# [WORK TO COMPLETE]
Identify each line below containing the string "label" and copy it.

# [AVAILABLE RECORDS]
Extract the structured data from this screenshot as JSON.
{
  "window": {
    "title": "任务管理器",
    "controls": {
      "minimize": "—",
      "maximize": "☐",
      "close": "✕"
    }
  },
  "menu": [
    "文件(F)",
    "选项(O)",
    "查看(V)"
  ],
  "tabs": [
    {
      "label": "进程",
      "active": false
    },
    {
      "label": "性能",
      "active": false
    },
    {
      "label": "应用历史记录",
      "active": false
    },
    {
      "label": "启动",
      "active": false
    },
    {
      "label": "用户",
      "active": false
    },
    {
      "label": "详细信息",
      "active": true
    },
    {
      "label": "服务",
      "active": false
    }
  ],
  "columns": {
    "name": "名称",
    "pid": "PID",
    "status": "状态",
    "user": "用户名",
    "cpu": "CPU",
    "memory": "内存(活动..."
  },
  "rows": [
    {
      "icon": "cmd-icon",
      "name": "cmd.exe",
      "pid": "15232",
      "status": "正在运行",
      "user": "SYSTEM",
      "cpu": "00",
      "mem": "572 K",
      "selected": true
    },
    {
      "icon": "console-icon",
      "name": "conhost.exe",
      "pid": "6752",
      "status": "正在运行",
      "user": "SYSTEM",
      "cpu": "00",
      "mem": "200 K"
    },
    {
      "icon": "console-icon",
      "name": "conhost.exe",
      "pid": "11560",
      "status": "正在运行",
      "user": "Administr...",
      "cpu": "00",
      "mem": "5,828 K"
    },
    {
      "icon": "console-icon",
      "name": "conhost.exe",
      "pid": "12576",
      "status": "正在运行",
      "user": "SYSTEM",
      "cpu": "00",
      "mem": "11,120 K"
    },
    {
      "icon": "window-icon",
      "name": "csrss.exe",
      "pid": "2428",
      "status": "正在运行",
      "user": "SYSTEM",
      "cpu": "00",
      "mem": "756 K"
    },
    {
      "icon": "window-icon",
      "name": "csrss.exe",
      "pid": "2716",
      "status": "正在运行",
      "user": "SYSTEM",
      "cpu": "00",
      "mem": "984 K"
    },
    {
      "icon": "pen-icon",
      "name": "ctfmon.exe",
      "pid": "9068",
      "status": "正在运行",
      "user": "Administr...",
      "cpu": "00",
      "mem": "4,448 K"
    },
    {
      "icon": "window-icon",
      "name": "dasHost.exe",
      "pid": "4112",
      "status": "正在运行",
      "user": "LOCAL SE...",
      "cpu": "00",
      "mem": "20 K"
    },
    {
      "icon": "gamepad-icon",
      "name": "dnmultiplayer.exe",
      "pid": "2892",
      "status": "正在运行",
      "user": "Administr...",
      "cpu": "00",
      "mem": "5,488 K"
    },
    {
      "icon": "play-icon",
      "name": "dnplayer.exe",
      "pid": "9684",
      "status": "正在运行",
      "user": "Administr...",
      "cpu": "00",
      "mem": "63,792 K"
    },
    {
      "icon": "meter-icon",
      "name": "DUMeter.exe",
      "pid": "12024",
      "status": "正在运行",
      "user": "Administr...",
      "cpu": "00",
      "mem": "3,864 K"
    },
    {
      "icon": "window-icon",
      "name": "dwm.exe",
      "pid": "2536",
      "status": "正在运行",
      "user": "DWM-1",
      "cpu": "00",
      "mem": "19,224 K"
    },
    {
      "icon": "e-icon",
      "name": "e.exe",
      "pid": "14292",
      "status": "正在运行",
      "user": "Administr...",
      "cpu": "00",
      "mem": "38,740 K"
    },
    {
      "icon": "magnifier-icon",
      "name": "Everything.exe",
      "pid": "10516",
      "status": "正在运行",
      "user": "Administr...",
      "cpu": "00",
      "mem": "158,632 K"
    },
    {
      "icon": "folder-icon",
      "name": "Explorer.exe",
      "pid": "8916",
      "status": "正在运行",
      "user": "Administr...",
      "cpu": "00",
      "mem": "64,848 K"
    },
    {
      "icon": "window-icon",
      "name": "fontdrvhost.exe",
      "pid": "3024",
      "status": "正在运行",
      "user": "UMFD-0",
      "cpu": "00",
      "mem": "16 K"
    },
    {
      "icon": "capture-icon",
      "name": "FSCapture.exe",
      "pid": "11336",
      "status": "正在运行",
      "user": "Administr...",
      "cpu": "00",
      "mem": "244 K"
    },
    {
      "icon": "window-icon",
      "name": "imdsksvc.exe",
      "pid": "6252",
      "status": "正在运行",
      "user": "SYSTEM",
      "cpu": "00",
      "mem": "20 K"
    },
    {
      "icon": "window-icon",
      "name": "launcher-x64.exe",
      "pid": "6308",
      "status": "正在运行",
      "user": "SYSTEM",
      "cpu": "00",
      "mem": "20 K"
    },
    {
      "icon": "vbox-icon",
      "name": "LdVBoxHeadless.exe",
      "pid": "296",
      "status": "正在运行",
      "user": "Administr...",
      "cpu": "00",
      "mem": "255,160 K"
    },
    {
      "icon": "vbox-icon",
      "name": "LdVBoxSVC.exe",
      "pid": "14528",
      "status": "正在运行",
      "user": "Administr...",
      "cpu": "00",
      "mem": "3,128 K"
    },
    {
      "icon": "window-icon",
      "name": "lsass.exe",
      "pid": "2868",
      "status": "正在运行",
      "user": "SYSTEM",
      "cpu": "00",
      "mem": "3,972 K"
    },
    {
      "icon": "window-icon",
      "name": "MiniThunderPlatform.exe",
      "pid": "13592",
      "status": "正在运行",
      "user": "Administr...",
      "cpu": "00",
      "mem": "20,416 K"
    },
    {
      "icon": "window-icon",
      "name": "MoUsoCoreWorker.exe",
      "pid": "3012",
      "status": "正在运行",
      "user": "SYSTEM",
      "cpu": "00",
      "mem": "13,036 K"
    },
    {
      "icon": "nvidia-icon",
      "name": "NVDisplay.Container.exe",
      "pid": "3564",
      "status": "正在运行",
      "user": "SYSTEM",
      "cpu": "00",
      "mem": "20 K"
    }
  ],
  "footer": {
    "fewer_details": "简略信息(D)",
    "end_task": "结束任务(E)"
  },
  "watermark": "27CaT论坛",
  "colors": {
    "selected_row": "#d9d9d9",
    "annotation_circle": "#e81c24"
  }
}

# [EXPECTED ANSWER]
      "label": "进程",
      "label": "性能",
      "label": "应用历史记录",
      "label": "启动",
      "label": "用户",
      "label": "详细信息",
      "label": "服务",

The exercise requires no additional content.